What can One True Password do?
password management system for the office
More than just a password manager, One True Password is capable of improving your efficiency and reputation. When you are more organized, you become more efficient. One True Password is much more than just a personal tool. It is a powerful business tool as well, allowing you to manage, share, and track work related passwords and log ons with trusted colleagues and associates.
Choosing a secure and memorable password
The easier a password is for the owner to remember generally means it will be easier for an attacker to guess. However, passwords which are difficult to remember may also reduce the security of a system because (a) users might need to write down or electronically store the password, (b) users will need frequent password resets and (c) users are more likely to re-use the same password. Similarly, the more stringent requirements for password strength, e.g. "have a mix of uppercase and lowercase letters and digits" or "change it monthly", the greater the degree to which users will subvert the system. Others argue longer passwords provide more security than shorter passwords with a wide variety of characters.
In The Memorability and Security of Passwords, Jeff Yan et al. examine the effect of advice given to users about a good choice of password. They found that passwords based on thinking of a phrase and taking the first letter of each word are just as memorable as naively selected passwords, and just as hard to crack as randomly generated passwords.
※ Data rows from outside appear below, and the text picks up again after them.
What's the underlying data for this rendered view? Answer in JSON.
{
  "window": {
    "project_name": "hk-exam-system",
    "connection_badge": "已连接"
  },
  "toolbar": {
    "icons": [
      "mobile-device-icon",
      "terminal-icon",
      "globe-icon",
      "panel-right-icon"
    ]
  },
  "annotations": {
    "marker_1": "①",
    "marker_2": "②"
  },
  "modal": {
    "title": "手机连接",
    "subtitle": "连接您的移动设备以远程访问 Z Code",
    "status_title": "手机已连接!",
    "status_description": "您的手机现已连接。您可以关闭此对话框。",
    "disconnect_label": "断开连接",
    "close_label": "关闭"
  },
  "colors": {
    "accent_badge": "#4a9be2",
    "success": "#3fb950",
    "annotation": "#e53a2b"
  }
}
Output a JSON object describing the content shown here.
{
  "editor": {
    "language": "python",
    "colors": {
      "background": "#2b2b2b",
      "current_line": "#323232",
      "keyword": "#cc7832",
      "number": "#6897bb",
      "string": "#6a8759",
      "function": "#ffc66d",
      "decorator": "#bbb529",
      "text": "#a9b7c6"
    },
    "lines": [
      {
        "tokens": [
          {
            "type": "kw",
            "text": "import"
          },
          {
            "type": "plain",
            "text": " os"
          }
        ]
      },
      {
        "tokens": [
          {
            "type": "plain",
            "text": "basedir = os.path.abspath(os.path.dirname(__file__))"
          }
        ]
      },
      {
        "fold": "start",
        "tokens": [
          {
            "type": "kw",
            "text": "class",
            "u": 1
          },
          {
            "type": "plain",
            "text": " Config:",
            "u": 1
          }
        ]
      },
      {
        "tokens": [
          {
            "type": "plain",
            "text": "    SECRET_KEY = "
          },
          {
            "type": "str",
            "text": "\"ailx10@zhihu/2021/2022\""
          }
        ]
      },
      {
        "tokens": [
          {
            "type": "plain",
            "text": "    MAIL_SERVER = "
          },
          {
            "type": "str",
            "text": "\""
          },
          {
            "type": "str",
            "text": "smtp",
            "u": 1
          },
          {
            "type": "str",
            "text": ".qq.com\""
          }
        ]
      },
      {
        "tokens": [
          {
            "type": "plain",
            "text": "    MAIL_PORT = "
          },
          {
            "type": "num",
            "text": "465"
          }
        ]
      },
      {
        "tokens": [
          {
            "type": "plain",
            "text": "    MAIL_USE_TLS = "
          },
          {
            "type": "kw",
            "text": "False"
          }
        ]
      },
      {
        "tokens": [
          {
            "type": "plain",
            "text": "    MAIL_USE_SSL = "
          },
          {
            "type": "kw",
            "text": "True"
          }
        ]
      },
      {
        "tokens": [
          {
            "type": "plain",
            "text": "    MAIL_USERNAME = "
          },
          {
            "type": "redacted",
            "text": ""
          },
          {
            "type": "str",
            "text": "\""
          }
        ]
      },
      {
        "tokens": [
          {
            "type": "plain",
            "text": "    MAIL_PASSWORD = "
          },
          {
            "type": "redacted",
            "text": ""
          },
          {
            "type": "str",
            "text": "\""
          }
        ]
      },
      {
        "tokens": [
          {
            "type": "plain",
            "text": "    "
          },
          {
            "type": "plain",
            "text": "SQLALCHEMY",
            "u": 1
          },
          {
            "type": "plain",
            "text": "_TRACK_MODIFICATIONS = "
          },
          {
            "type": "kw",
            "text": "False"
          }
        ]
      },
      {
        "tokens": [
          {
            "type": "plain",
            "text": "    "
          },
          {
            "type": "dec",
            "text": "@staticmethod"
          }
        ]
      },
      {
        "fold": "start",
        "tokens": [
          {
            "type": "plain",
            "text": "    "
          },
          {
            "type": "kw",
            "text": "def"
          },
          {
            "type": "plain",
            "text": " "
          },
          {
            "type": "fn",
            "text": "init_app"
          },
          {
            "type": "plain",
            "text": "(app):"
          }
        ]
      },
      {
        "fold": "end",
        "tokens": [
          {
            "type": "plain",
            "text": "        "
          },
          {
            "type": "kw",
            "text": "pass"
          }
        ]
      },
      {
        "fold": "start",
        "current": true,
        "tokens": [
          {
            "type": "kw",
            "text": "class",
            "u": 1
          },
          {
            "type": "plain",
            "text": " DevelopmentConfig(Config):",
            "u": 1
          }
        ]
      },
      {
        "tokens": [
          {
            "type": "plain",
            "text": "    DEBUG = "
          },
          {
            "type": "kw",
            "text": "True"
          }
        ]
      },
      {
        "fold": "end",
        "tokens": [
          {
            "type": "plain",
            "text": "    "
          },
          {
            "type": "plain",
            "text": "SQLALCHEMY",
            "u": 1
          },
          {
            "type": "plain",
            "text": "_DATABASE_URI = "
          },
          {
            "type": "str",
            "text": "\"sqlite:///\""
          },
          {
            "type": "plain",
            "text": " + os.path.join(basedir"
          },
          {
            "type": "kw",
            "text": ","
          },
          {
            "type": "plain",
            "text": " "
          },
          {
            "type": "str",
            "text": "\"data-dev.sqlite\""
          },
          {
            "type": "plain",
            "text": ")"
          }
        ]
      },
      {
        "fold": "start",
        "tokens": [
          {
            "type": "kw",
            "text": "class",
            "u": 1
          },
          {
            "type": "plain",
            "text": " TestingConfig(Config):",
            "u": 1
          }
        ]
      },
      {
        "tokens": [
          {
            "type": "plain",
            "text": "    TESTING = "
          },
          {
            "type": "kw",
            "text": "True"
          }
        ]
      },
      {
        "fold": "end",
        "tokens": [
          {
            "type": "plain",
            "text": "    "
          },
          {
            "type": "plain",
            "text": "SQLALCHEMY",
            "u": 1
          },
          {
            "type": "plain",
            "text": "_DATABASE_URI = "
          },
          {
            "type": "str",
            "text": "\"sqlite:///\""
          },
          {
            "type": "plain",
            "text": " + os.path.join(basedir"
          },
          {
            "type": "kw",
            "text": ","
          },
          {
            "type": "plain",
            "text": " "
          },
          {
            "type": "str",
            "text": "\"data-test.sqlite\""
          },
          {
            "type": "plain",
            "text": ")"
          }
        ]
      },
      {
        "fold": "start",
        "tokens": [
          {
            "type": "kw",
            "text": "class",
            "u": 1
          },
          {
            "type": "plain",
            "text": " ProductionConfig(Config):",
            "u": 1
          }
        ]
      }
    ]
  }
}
Combining two or more unrelated words and altering some of the letters to special characters or numbers is another good method, but a single dictionary word is not. Having a personally designed algorithm for generating obscure passwords is another good method However, asking users to remember a password consisting of a "mix of uppercase and lowercase characters" is similar to asking them to remember a sequence of bits: hard to remember, and only a little bit harder to crack (e.g. only 128 times harder to crack for 7-letter passwords, less if the user simply capitalises one of the letters). Asking users to use "both letters and digits" will often lead to easy-to-guess substitutions such as 'E' → '3' and 'I' → '1', substitutions which are well known to attackers. Similarly typing the password one keyboard row higher is a common trick known to attackers.